## What you are asked to do
Each line of the records below that holds "JSON" should be copied out.

## Records from a data collection
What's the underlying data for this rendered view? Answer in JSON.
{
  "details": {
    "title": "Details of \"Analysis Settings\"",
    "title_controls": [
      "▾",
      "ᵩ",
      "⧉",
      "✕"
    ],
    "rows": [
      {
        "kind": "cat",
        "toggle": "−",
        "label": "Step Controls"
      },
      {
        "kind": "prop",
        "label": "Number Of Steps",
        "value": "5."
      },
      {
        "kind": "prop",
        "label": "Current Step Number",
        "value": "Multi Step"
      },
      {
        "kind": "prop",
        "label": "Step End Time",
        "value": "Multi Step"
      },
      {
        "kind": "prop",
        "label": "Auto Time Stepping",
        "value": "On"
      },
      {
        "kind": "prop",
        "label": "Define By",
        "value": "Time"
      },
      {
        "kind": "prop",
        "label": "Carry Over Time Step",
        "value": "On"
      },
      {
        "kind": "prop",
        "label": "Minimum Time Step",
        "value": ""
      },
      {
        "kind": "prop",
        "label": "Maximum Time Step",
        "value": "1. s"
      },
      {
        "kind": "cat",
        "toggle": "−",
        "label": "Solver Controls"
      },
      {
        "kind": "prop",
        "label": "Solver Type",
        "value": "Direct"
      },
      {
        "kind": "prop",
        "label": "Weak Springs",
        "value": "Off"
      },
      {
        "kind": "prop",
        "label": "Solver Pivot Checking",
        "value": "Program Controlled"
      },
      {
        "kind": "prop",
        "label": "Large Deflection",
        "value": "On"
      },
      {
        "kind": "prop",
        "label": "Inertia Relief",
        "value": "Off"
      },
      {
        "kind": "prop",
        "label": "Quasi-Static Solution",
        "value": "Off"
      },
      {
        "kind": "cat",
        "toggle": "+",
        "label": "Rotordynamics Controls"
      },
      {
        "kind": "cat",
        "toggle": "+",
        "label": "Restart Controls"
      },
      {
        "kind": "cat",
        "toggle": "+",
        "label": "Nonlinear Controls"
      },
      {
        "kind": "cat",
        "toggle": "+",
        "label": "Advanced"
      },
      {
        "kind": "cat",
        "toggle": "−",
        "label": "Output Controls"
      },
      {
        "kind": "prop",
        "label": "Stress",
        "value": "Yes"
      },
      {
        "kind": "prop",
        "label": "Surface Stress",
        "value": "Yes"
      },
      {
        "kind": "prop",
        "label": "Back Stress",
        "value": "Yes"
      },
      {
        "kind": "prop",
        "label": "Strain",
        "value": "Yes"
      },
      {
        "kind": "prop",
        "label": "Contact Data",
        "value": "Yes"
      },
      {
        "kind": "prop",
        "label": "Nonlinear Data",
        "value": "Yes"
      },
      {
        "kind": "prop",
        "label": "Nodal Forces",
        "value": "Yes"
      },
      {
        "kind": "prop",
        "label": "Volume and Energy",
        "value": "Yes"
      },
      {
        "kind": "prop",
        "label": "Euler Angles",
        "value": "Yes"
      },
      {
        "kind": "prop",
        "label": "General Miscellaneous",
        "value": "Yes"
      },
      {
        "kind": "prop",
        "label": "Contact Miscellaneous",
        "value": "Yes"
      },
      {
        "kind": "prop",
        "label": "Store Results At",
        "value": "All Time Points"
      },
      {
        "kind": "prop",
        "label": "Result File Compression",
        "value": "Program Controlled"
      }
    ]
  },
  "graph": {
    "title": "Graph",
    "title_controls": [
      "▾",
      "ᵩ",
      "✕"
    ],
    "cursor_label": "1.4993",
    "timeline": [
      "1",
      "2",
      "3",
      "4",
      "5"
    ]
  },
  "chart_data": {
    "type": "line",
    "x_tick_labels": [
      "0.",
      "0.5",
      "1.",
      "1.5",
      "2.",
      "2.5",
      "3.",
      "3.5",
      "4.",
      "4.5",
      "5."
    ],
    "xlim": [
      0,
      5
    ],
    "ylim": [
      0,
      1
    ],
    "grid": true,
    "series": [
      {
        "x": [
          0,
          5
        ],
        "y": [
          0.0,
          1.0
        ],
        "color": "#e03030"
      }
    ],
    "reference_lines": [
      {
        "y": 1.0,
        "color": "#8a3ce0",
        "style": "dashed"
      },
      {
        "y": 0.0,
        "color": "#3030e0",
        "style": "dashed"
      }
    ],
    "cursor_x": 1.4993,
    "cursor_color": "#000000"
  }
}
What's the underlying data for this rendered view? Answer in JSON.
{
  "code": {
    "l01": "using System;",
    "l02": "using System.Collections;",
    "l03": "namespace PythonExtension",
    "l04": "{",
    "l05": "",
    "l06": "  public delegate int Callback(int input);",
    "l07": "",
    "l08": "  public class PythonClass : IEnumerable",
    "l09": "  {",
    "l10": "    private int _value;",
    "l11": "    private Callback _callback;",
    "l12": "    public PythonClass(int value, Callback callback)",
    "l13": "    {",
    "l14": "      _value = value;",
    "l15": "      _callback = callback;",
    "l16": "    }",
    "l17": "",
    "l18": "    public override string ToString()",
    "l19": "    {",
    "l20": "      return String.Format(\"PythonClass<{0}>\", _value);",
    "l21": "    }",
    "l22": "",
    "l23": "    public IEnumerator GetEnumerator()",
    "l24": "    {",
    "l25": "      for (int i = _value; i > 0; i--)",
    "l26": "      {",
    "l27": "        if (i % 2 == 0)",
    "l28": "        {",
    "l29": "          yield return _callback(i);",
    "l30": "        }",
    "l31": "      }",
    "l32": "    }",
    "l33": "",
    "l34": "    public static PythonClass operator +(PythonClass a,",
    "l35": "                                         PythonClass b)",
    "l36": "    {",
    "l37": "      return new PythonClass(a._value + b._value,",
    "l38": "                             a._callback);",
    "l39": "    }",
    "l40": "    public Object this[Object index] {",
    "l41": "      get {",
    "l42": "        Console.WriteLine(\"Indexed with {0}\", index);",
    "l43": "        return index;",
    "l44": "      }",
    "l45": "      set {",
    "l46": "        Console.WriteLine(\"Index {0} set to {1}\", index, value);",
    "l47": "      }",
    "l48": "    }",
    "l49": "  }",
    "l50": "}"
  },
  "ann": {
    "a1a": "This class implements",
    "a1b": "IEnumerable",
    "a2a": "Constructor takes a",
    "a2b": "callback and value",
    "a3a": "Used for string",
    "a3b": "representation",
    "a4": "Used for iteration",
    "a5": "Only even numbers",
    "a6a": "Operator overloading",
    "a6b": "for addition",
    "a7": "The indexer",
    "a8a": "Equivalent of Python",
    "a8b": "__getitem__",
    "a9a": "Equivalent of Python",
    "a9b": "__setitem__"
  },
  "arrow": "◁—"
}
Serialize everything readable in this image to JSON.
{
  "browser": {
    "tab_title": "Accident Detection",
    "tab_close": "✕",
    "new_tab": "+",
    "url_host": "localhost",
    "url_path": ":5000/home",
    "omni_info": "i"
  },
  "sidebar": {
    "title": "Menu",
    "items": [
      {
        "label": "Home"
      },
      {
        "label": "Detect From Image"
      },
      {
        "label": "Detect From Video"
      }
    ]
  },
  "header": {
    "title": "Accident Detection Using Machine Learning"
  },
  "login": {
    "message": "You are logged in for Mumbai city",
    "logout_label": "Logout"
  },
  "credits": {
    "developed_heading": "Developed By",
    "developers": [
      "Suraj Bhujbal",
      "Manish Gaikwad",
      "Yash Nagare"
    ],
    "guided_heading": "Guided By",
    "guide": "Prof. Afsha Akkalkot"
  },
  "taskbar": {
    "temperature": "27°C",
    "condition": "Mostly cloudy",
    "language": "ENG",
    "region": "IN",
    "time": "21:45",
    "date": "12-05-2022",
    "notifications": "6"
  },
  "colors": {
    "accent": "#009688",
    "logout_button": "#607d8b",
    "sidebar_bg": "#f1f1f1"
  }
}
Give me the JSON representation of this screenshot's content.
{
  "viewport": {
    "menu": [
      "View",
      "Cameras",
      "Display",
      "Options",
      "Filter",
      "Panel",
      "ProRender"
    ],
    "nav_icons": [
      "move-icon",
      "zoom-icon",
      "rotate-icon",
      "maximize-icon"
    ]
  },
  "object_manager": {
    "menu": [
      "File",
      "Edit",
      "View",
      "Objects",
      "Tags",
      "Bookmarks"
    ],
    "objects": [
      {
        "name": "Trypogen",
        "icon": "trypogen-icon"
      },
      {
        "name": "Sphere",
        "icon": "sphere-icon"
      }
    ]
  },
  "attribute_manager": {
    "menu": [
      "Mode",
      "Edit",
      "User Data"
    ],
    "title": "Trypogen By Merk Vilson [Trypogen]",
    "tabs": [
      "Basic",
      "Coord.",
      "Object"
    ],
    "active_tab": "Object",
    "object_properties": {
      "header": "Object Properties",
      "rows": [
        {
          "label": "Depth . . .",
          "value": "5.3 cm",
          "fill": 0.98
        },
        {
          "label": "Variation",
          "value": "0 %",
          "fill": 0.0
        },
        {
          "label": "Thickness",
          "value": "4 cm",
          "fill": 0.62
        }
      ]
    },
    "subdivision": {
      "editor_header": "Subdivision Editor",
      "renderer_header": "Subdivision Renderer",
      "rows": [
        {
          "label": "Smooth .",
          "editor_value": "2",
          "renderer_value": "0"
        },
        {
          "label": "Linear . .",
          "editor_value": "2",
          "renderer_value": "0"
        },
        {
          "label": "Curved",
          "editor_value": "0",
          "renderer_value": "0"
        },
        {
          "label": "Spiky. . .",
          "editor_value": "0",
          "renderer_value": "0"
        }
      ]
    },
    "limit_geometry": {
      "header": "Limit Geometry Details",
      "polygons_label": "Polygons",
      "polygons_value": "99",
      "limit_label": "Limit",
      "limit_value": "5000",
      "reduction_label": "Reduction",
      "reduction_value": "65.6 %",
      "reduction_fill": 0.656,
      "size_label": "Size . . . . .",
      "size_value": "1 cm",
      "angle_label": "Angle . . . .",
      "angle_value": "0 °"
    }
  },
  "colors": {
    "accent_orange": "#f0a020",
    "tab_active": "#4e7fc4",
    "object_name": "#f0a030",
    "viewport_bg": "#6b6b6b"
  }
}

## Written answer
What's the underlying data for this rendered view? Answer in JSON.
What's the underlying data for this rendered view? Answer in JSON.
Serialize everything readable in this image to JSON.
Give me the JSON representation of this screenshot's content.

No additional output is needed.